Skip to main content

Into the island: a new technique of non-invasive cortical stimulation to address Insula Role in Drug Addiction.

Wednesday, November 06, 2013 — Poster Session I

4:00 p.m. – 6:00 p.m.

FAES Academic Center (Upper-Level Terrace)




  • PA Spagnolo
  • H Wang
  • M Hallet
  • M Heilig

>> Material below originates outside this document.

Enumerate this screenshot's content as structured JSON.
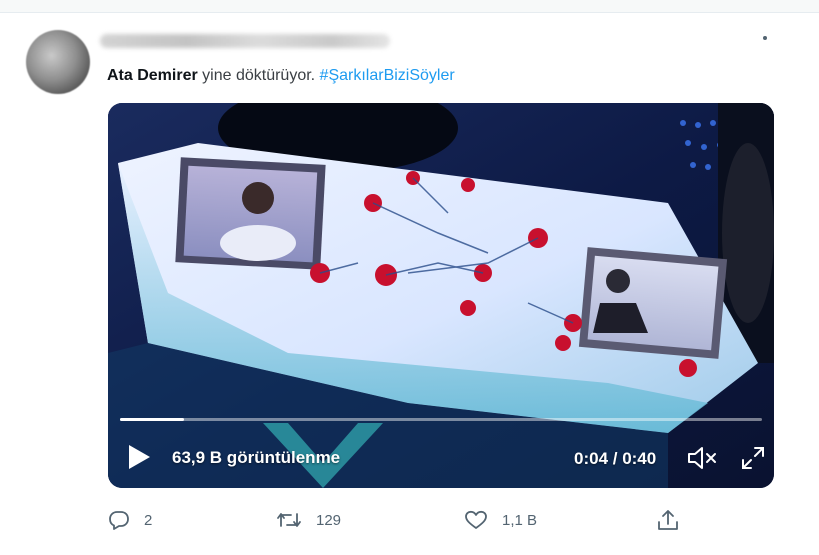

Recent research on the neurobiology of addiction indicates that the insular cortex may play a crucial part in conscious urges to take drugs. In this study we aim to investigate the role of insular cortex in addiction by modulating its activity through repetitive Transcranial Magnetic Stimulation (rTMS) with a novel H-coil. We initially focused on a sample of healthy controls, by examining behavioral responses during tasks that are known to activate insular circuits. In a randomized crossover order, five right-handed subjects (3F, 2M) underwent 2 sessions (sham; real) of 1 Hz rTMS at an intensity of 120% of individual motor threshold, over the right insular cortex. Before, immediately after, and 1h after rTMS, subjects performed 1) forced-choice risk-taking task; and 2) blink suppression task,. Risk taking behavior was differentially affected by rTMS, with real TMS resulting in an elevation of % safe choices that was sustained at the 1-hr timepoint, compared with sham TMS (2=0.3). Real TMS also decreased the blink rate:no effects were detected after sham TMS. These results indicate rTMS may represent an efficacious and non-invasive tool to affect craving driven by insula in drug addiction.

back to top